Gamifying books and content on mobile devices – new ways to attract Millennials and monetise mobile content.
London Book Fair. 14th April 2015. In the digital world, the word innovation is always thrown around: how to you innovate the book? Enhance it? Make it an app? Or a game? Marcin Skrabka, of Young Digital Planet, was at LBF to talk about his company’s approach.
The polish company “provide digitalisation solutions for publishers”, and seek to “make education interesting, more personalised and customise the tools for [the users]”.
“Games are so important to students.”
The statistics of the average student age 7-21 show the potential importance of games: in those years, they’ll spend an average of 10,000 hours in school, and 10,000 hours gaming. “Games are so important to kids and students that they take up the majority of their spare time.”
What they find is children are sitting to play, not moving, and they want to create games that make children move. The other important factor is smartphones: it’s the most common device, where schools use tablets. There is a US movement for children to bring their own devices, which is good for inclusion, not everyone has a tablet.
The goal: “Something for education and smartphones that will un-chair children.”
It is important to think digital v. traditional – millennial readership is dropping, and people are making apps with whole books, for devices that shines light into your eyes.
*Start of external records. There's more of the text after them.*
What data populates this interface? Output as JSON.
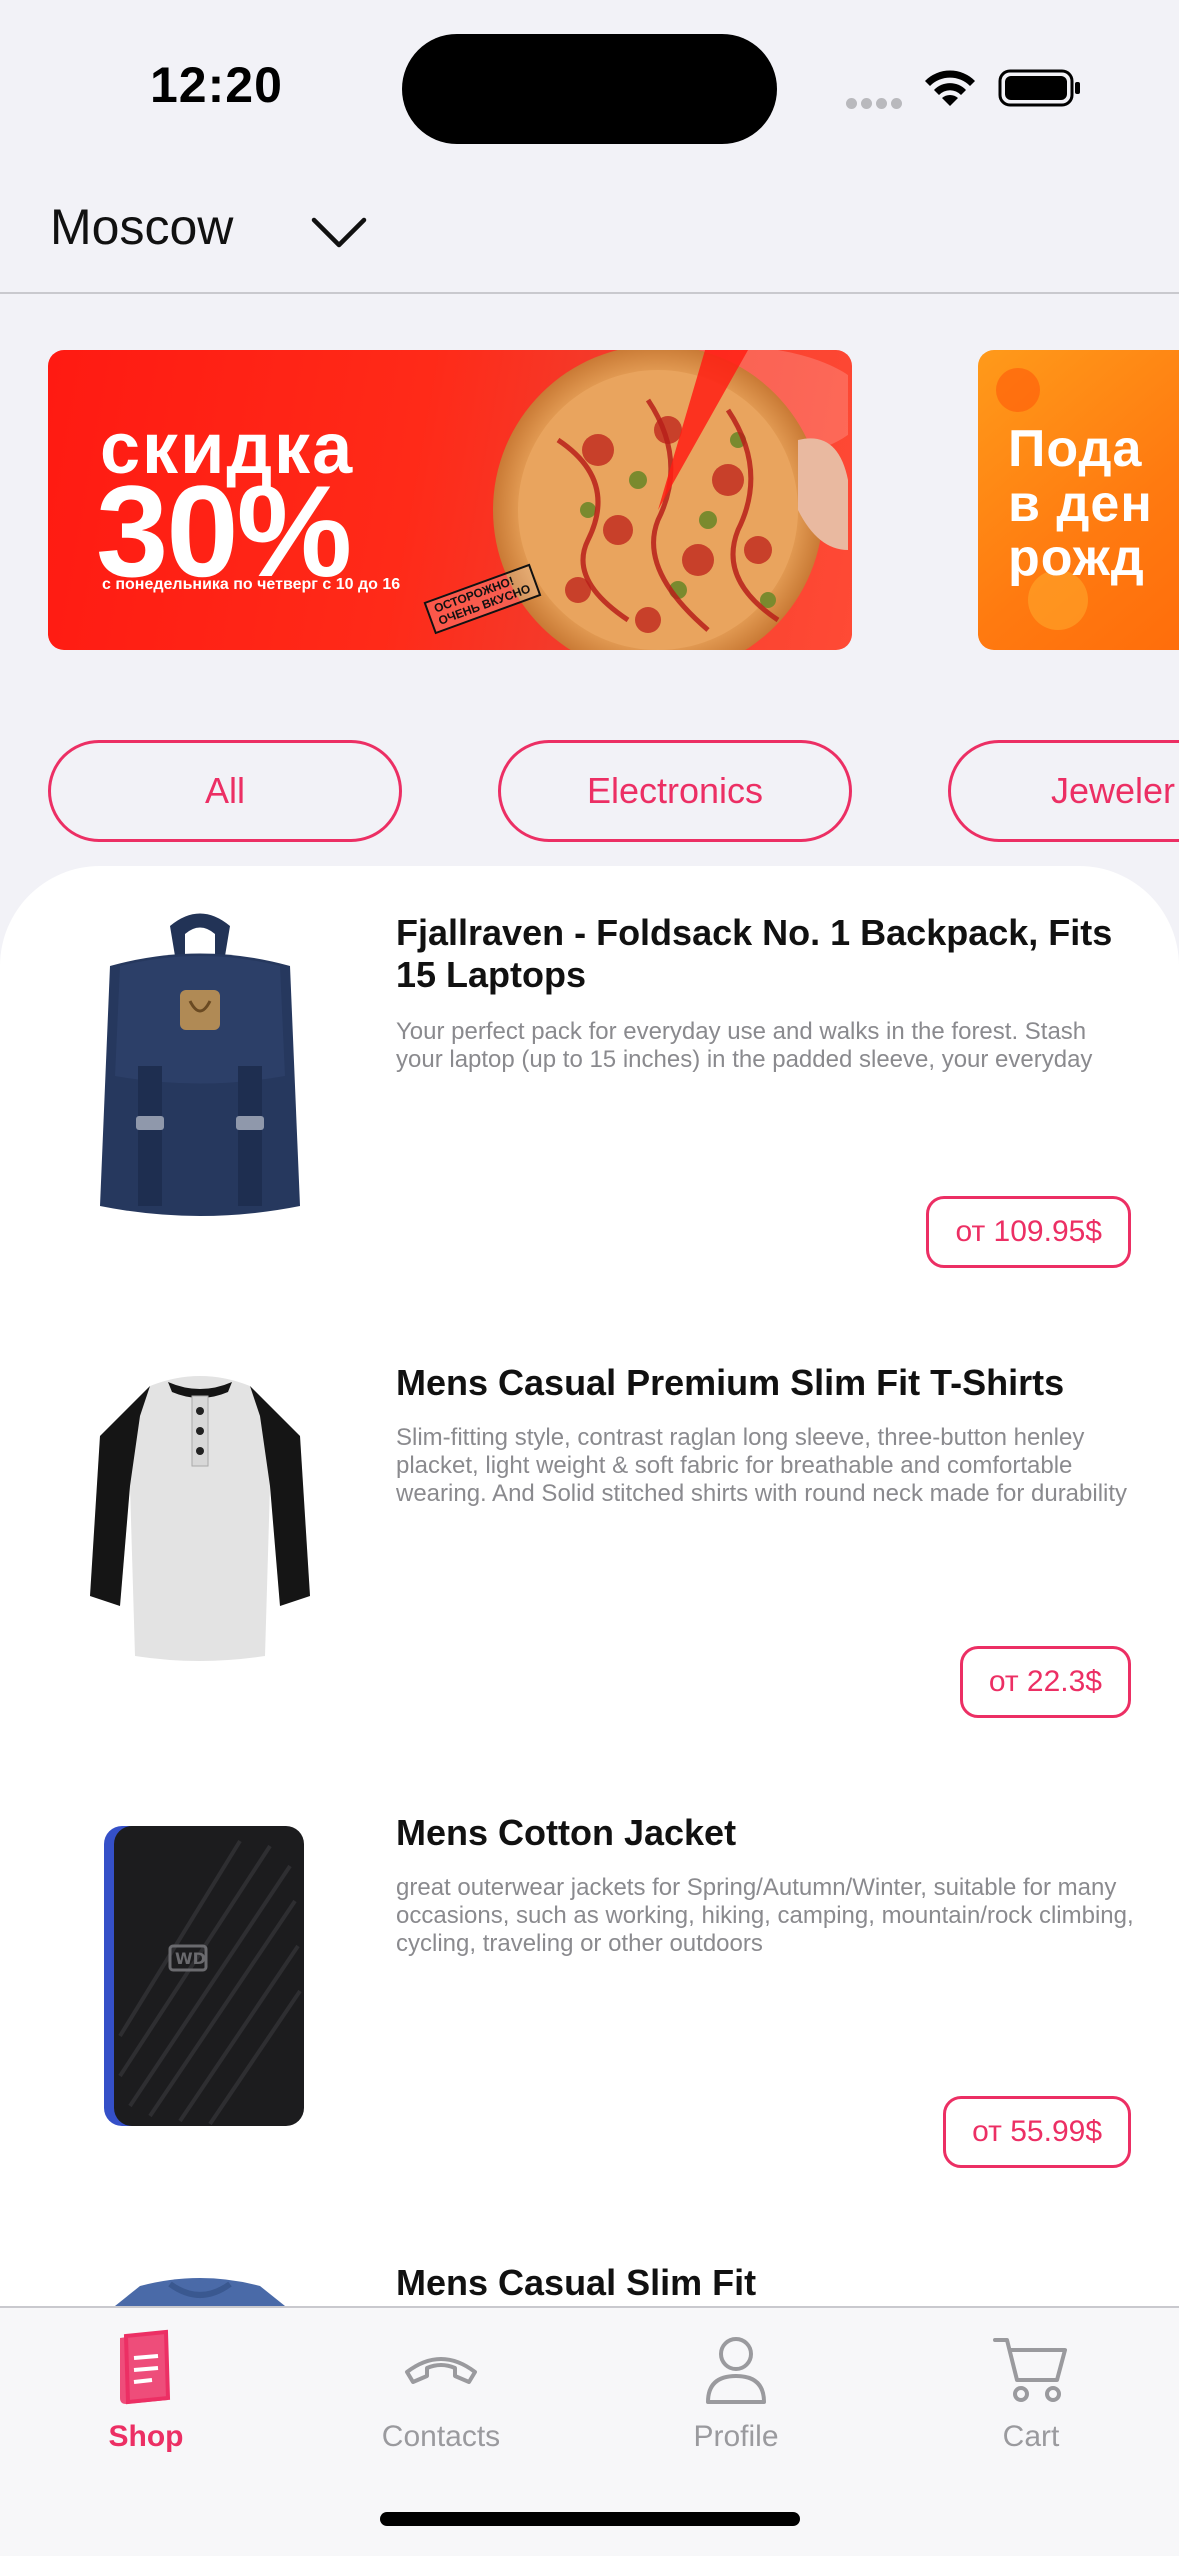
{
  "status_bar": {
    "time": "12:20",
    "icons": [
      "cellular-dots-icon",
      "wifi-icon",
      "battery-icon"
    ]
  },
  "location": {
    "city": "Moscow",
    "icon": "chevron-down-icon"
  },
  "banners": [
    {
      "title": "скидка",
      "big": "30%",
      "subtitle": "с понедельника по четверг с 10 до 16",
      "stamp_line1": "ОСТОРОЖНО!",
      "stamp_line2": "ОЧЕНЬ ВКУСНО",
      "color": "#ff1f14"
    },
    {
      "line1": "Пода",
      "line2": "в ден",
      "line3": "рожд",
      "color": "#ff8a12"
    }
  ],
  "categories": [
    "All",
    "Electronics",
    "Jeweler"
  ],
  "products": [
    {
      "title": "Fjallraven - Foldsack No. 1 Backpack, Fits 15 Laptops",
      "description": "Your perfect pack for everyday use and walks in the forest. Stash your laptop (up to 15 inches) in the padded sleeve, your everyday",
      "price": "от 109.95$",
      "image": "backpack-image"
    },
    {
      "title": "Mens Casual Premium Slim Fit T-Shirts",
      "description": "Slim-fitting style, contrast raglan long sleeve, three-button henley placket, light weight & soft fabric for breathable and comfortable wearing. And Solid stitched shirts with round neck made for durability",
      "price": "от 22.3$",
      "image": "tshirt-image"
    },
    {
      "title": "Mens Cotton Jacket",
      "description": "great outerwear jackets for Spring/Autumn/Winter, suitable for many occasions, such as working, hiking, camping, mountain/rock climbing, cycling, traveling or other outdoors",
      "price": "от 55.99$",
      "image": "hard-drive-image"
    },
    {
      "title": "Mens Casual Slim Fit",
      "description": "",
      "price": "",
      "image": "shirt-image"
    }
  ],
  "tabs": [
    {
      "label": "Shop",
      "icon": "shop-icon",
      "active": true
    },
    {
      "label": "Contacts",
      "icon": "phone-icon",
      "active": false
    },
    {
      "label": "Profile",
      "icon": "profile-icon",
      "active": false
    },
    {
      "label": "Cart",
      "icon": "cart-icon",
      "active": false
    }
  ],
  "colors": {
    "accent": "#ec2f64",
    "background": "#f2f2f7",
    "inactive_tab": "#9a9a9e"
  }
}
It’s not convenient for reading, so you need to think about what would work amid the distractions of the internet, social media, and mobile devices.
The future, he believes, is gamification with augmented reality using mobile devices, but thinking how to connect that with paper. Millennials playing games is over 70% and it is one of the top uses of smartphones, alongside social media, chatting, maps and GPS. These are crucial to the solution.
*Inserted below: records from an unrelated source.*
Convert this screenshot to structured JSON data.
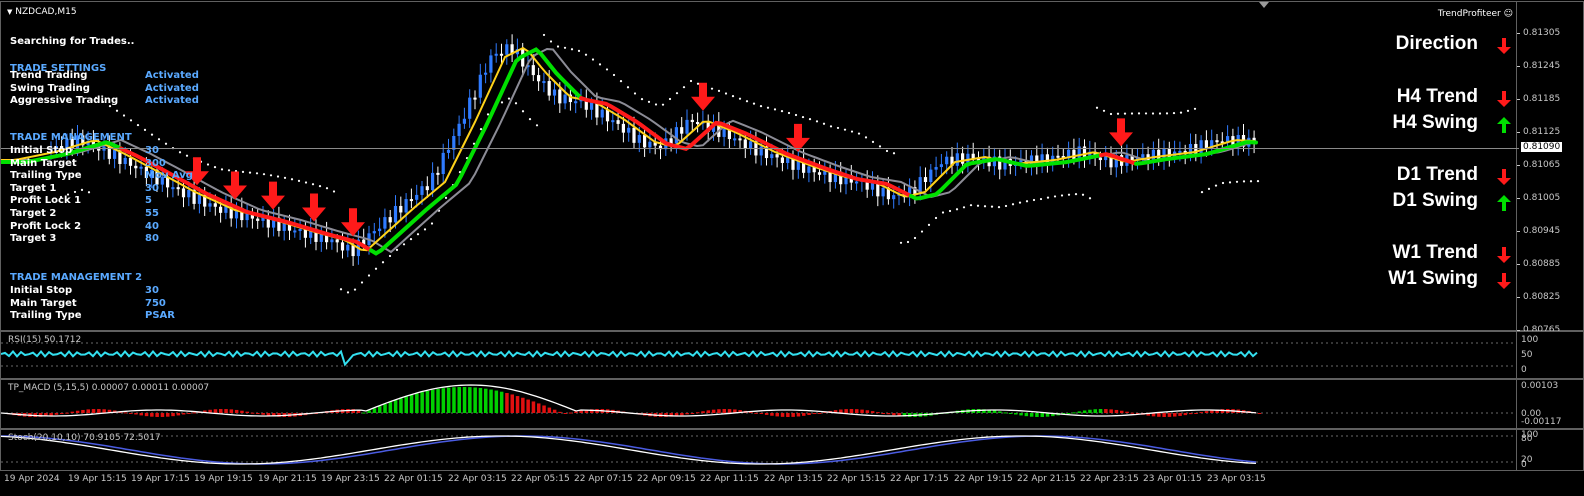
{
  "window": {
    "title": "NZDCAD,M15",
    "badge": "TrendProfiteer"
  },
  "status": "Searching for Trades..",
  "trade_settings": {
    "title": "TRADE SETTINGS",
    "rows": [
      {
        "label": "Trend Trading",
        "value": "Activated"
      },
      {
        "label": "Swing Trading",
        "value": "Activated"
      },
      {
        "label": "Aggressive Trading",
        "value": "Activated"
      }
    ]
  },
  "trade_management": {
    "title": "TRADE MANAGEMENT",
    "rows": [
      {
        "label": "Initial Stop",
        "value": "30"
      },
      {
        "label": "Main Target",
        "value": "300"
      },
      {
        "label": "Trailing Type",
        "value": "Mov Avg"
      },
      {
        "label": "Target 1",
        "value": "30"
      },
      {
        "label": "Profit Lock 1",
        "value": "5"
      },
      {
        "label": "Target 2",
        "value": "55"
      },
      {
        "label": "Profit Lock 2",
        "value": "40"
      },
      {
        "label": "Target 3",
        "value": "80"
      }
    ]
  },
  "trade_management_2": {
    "title": "TRADE MANAGEMENT 2",
    "rows": [
      {
        "label": "Initial Stop",
        "value": "30"
      },
      {
        "label": "Main Target",
        "value": "750"
      },
      {
        "label": "Trailing Type",
        "value": "PSAR"
      }
    ]
  },
  "signals": [
    {
      "label": "Direction",
      "dir": "down"
    },
    {
      "label": "H4 Trend",
      "dir": "down"
    },
    {
      "label": "H4 Swing",
      "dir": "up"
    },
    {
      "label": "D1 Trend",
      "dir": "down"
    },
    {
      "label": "D1 Swing",
      "dir": "up"
    },
    {
      "label": "W1 Trend",
      "dir": "down"
    },
    {
      "label": "W1 Swing",
      "dir": "down"
    }
  ],
  "colors": {
    "up_arrow": "#00e000",
    "down_arrow": "#ff1a1a",
    "bull": "#2f7bff",
    "bear": "#ffffff"
  },
  "price_scale": [
    "0.81305",
    "0.81245",
    "0.81185",
    "0.81125",
    "0.81065",
    "0.81005",
    "0.80945",
    "0.80885",
    "0.80825",
    "0.80765"
  ],
  "current_price": "0.81090",
  "rsi": {
    "title": "RSI(15) 50.1712",
    "scale": [
      "100",
      "50",
      "0"
    ]
  },
  "macd": {
    "title": "TP_MACD (5,15,5) 0.00007 0.00011 0.00007",
    "scale": [
      "0.00103",
      "0.00",
      "-0.00117"
    ]
  },
  "stoch": {
    "title": "Stoch(20,10,10) 70.9105 72.5017",
    "scale": [
      "100",
      "80",
      "20",
      "0"
    ]
  },
  "time_axis": [
    "19 Apr 2024",
    "19 Apr 15:15",
    "19 Apr 17:15",
    "19 Apr 19:15",
    "19 Apr 21:15",
    "19 Apr 23:15",
    "22 Apr 01:15",
    "22 Apr 03:15",
    "22 Apr 05:15",
    "22 Apr 07:15",
    "22 Apr 09:15",
    "22 Apr 11:15",
    "22 Apr 13:15",
    "22 Apr 15:15",
    "22 Apr 17:15",
    "22 Apr 19:15",
    "22 Apr 21:15",
    "22 Apr 23:15",
    "23 Apr 01:15",
    "23 Apr 03:15"
  ]
}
“Books are ready-made game templates.”
How can be connect a traditional book with a mobile device? Their solution features:
- Mobile book app.
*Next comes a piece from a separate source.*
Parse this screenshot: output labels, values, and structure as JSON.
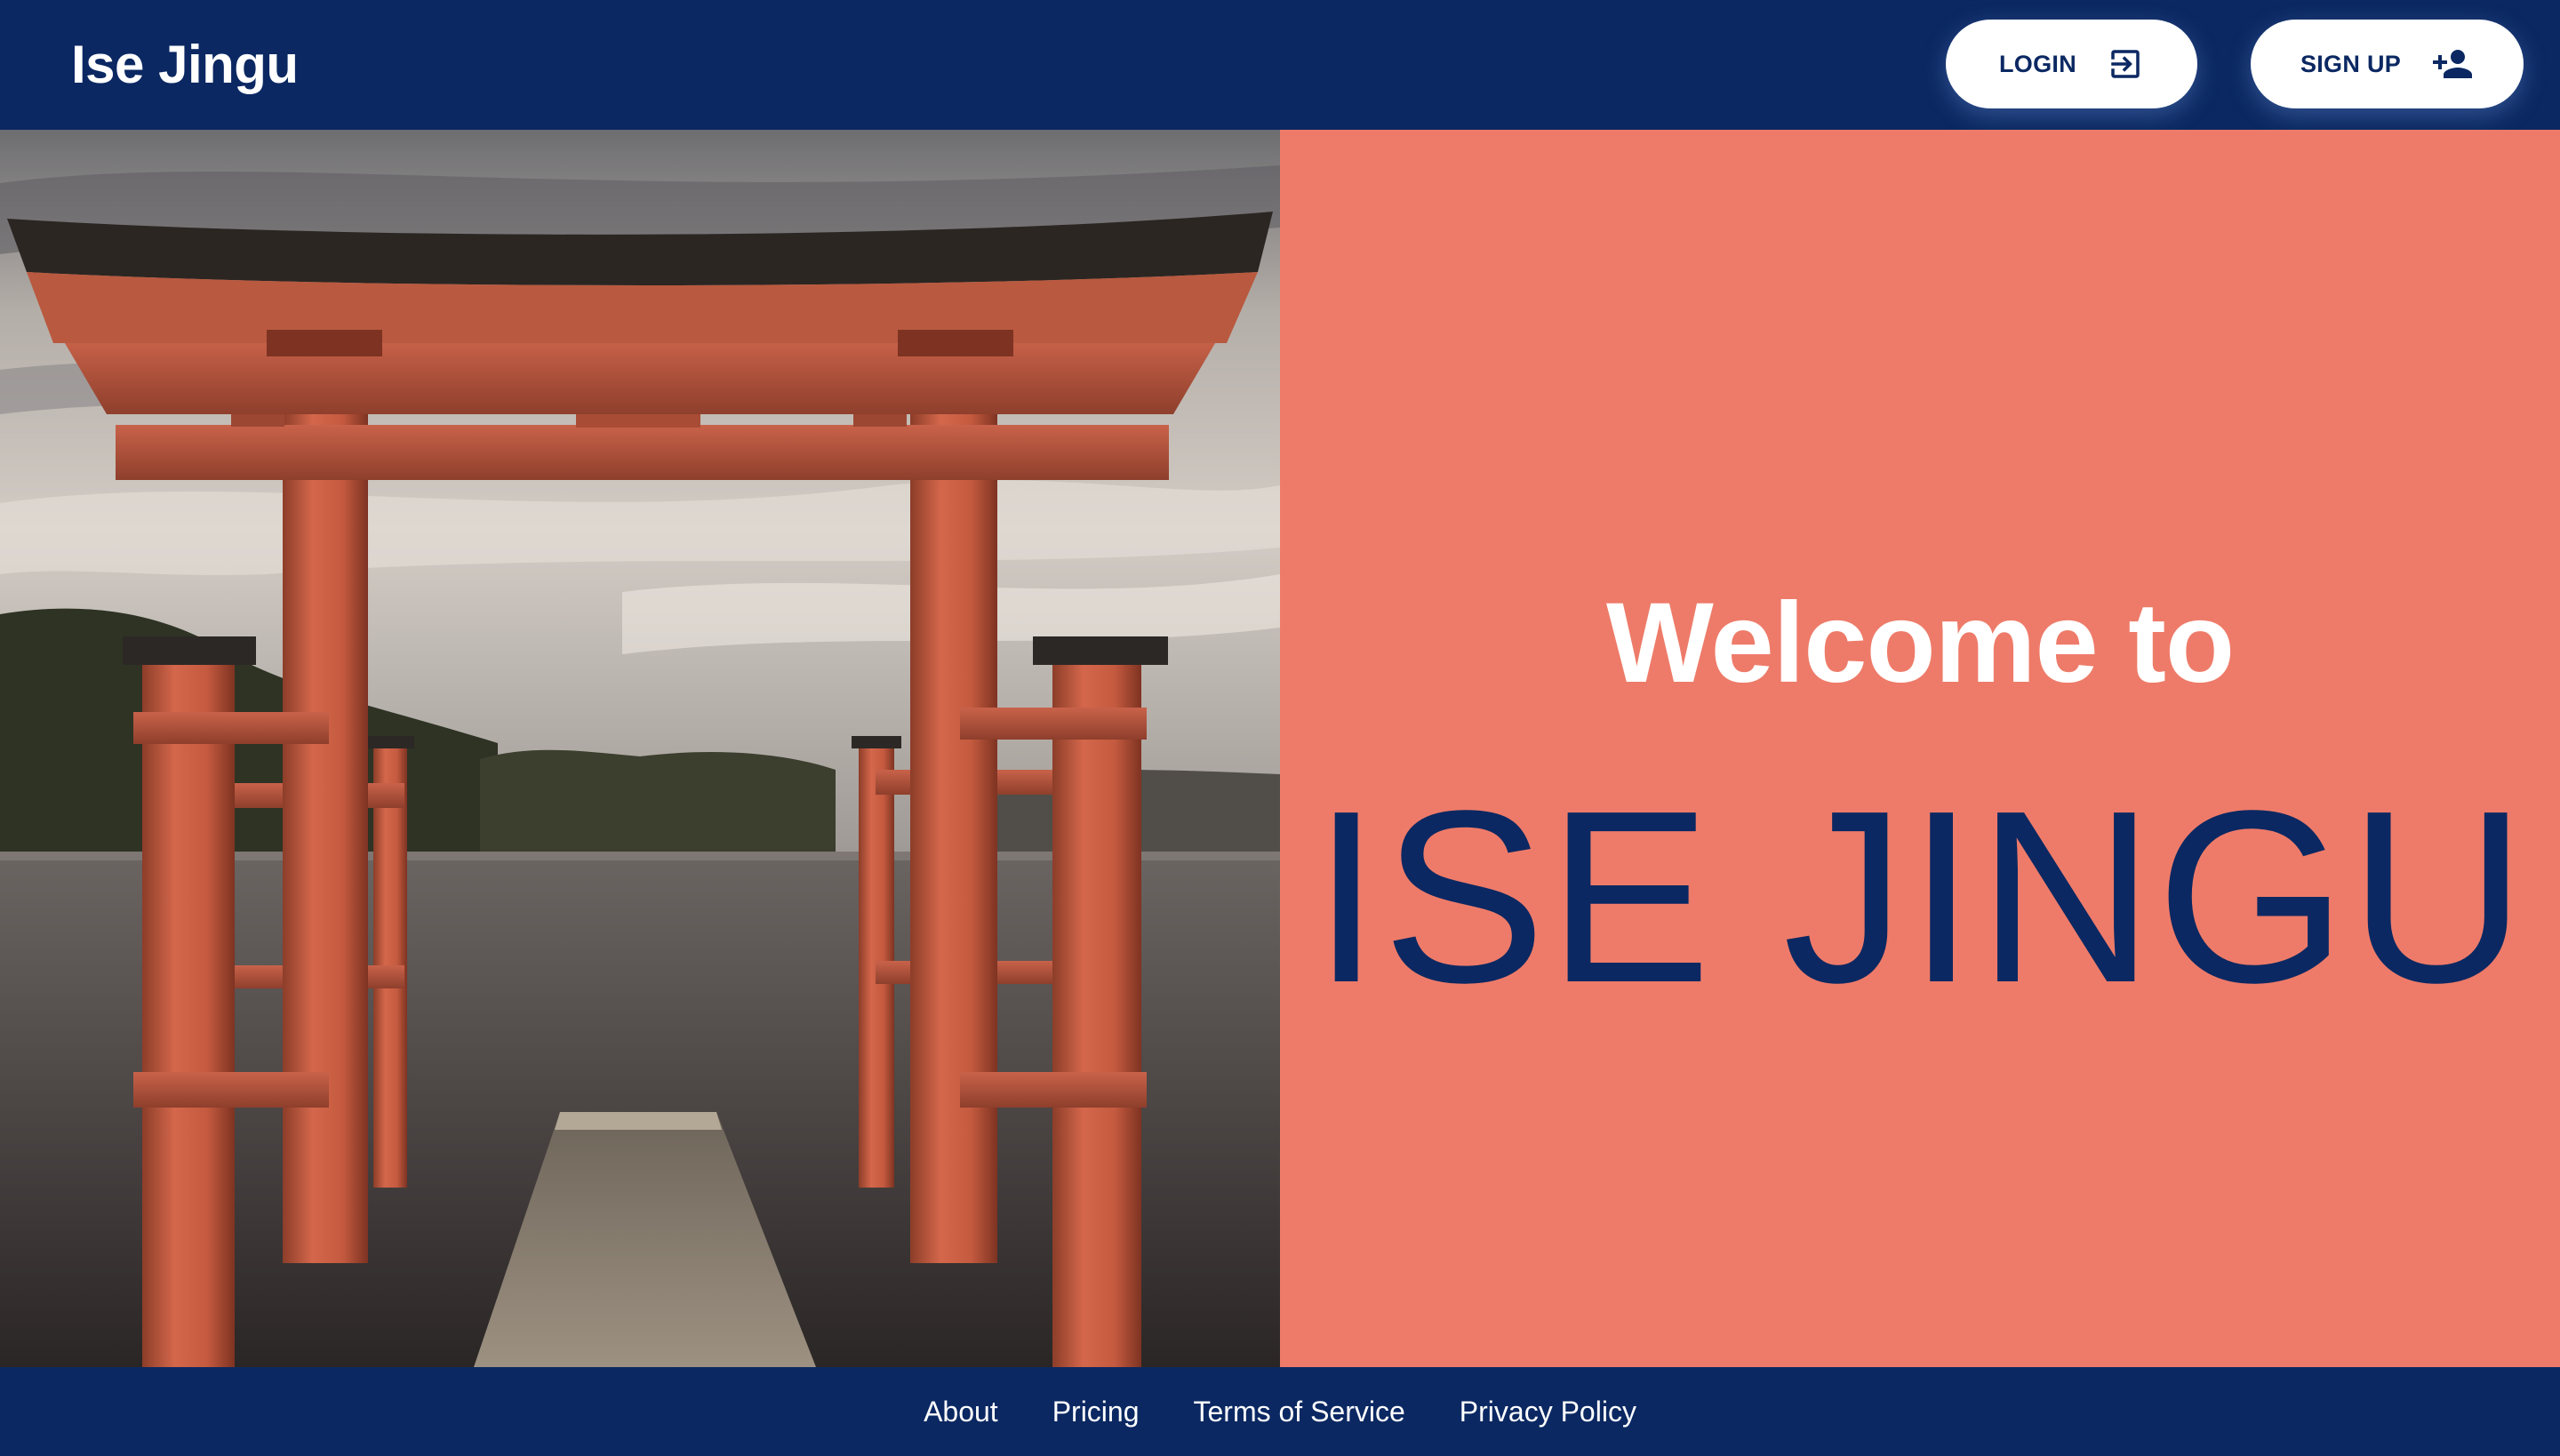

- Universal app creation.
- Based in cloud.
- Web tool.
- Android, and launched iOS (pending store approval).
- Communicates with Cloud, playing the game sends further info to the Cloud.
Can use Google maps with all these features, setting certain checkpoints in real life. The use of QR codes it how to link it back to the printed product.
He feels that readers benefit: they download the app to play the game, the game loads automatically with the QR code. “Play, learn, have fun” is the mantra. The use of QR codes works in line with their GPS plans, as it can work inside where GPS currently cannot. It allows participants to explore, not sit on the chair, and utilises the book content.
Here’s their example, in physical form (click to view full size):